Many of the potential solutions to climate change already exist. For example, ever cheaper renewable energy technologies, materials made from renewable feedstocks, advanced materials that enable leaps in energy efficiency and mobility, new business models for greater asset utilisation, sharing, re-use and recycling, and new technologies that capture carbon from the atmosphere and use it to create everyday products.
How to navigate this landscape of solutions? Ben Dixon from SYSTEMIQ introduces the carbon productivity metrics and framework as a new road-map for your climate journey.
“We are massively mismanaging a very valuable element called carbon, casually converting it into CO2 – carbon’s least valuable and now hazardous molecule – degrading too much fossil fuel carbon and getting too little out of it. We are just very carbon-unproductive – and the time is right to change that”.
That is how SYSTEMIQ co-founder Martin Stuchtey describes the carbon productivity challenge facing industry and society today.
“That sounds intriguing and complicated…tell me more”, was a more common response I had when introducing the carbon productivity project to colleagues across industry and the NGO sector earlier this year.
Jeremy Oppenheim, the other co-founder of SYSTEMIQ, and his McKinsey & Company colleagues had introduced the term carbon productivity back in 2008 and now it was back with a new energy and purpose, driven by Volans, Covestro, SYSTEMIQ and others in the Carbon Productivity Consortium.
Carbon productivity is a measure of value created from carbon. Far from being complicated, the carbon productivity challenge is blissfully simple – how can we generate more value from less fossil fuel carbon, so that we can ensure healthy, growing economies that deliver the Global Goals for Sustainable Development whilst also maintaining global climate change within the safe limits defined in the Paris Agreement?
Simple, but not easy.
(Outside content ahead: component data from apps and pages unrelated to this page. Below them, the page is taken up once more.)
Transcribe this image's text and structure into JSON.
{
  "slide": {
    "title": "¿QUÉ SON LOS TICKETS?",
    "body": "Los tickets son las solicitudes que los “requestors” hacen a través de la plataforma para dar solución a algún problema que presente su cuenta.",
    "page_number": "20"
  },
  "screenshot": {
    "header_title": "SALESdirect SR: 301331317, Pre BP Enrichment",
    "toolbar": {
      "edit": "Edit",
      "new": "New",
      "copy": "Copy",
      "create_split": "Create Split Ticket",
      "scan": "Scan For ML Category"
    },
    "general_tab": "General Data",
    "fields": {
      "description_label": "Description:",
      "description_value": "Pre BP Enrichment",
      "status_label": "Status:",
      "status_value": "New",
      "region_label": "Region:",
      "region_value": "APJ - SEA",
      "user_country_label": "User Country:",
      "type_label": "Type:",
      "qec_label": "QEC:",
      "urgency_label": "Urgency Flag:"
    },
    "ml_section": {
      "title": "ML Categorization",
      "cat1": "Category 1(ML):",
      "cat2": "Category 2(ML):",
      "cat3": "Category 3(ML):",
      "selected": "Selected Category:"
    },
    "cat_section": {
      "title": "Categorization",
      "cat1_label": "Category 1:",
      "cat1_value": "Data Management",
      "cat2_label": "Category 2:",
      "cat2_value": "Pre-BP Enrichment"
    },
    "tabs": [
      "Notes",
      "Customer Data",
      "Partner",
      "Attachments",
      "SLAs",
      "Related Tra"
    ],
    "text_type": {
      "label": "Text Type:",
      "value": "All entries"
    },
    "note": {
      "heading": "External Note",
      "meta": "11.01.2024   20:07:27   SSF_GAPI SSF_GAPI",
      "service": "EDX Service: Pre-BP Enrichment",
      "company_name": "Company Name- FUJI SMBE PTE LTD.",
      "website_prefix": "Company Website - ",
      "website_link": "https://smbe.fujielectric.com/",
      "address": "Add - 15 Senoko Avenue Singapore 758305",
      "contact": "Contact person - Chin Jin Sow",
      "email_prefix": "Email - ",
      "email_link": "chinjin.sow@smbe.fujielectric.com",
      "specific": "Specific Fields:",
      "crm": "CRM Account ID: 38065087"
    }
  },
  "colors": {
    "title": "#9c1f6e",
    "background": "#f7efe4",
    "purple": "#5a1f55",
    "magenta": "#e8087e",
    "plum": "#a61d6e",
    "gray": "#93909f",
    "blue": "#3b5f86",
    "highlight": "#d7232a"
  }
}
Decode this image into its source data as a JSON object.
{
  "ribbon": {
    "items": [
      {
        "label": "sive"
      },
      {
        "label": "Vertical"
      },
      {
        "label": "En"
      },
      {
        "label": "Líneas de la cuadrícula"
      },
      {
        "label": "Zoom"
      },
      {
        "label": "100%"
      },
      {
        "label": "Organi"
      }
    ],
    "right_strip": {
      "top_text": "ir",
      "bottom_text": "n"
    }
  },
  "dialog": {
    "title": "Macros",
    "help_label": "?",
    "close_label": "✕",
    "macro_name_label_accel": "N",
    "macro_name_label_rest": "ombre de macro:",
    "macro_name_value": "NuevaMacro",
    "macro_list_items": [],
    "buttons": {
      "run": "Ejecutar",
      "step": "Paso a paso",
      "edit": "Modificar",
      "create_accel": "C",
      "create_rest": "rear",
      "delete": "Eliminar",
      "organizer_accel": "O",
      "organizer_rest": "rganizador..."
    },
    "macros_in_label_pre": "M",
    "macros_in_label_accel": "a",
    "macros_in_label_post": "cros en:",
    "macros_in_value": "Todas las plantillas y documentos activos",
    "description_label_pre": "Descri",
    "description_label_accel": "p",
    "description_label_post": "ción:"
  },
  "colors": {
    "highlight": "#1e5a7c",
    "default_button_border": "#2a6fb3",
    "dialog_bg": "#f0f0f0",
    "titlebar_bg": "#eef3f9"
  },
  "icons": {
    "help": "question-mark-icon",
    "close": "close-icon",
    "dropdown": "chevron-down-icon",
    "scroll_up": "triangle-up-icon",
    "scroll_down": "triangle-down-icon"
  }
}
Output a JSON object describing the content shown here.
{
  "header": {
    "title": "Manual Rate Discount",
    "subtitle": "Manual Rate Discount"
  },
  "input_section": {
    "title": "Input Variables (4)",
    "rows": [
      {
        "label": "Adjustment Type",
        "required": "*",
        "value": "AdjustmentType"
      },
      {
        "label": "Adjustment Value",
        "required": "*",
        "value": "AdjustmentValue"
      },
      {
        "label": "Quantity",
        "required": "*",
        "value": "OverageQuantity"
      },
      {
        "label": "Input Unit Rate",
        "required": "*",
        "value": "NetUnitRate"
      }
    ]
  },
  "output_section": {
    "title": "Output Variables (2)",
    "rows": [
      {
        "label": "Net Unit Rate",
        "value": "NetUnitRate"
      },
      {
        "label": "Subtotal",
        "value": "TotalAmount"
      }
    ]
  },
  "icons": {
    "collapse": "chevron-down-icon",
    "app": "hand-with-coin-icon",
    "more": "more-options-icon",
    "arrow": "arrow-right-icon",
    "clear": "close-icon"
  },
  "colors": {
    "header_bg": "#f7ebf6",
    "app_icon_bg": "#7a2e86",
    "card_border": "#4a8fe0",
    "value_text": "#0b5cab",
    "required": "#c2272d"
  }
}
Maintaining global climate change within the two-degree limit (let alone well below two-degrees) whilst maintaining today’s economic growth rate requires a 10-times increase in value created per unit of fossil fuel carbon, by 2050. Even if we follow the Google X mantra that “10X is easier than 10%” this requires a dramatic transition in our economy, energy system, transportation and industry.
“So, is this a conceptual discussion or could I apply it in my business?” – the second reaction after I had explained the concept.
The answer – yes. You could and should apply carbon productivity in your business, tomorrow. Two examples:
- At a company level, the carbon productivity improvement framework provides a map to navigate the maze of climate change mitigation options and decisions (framework available on carbonproductivity.com). Recouple your material feedstock from crude oil to plant-based feedstocks, CO2 captured from a power station, or recycled materials. Or focus your efforts on energy efficiency, product design or the circular economy. The nine carbon productivity improvement levers provide a simple framework for strategic decision-making and action to put your business on the path to higher value generation and reduced fossil fuel carbon consumption.
- For individual products and materials, the prototype carbon productivity metrics provide a new lens on life cycle assessment data and a new communication tool (also available on carbonproductivity.com). For example – if your product or material reduces fossil fuel consumption in its use phase (e.g. by enabling energy or fuel savings or renewable energy generation) then you can measure its Environmental Return on Carbon Employed. If it scores higher than 100 then you have a “net positive” product that repays its carbon debt during its life – tell the world!
“Can I contribute or get involved?” – a final question asked by many of the people I spoke to.
Yes again. The Carbon Productivity Consortium would love to hear from companies that are interested to get involved or pilot the prototype metrics and improvement framework. Please send your interest or questions to firstname.lastname@example.org.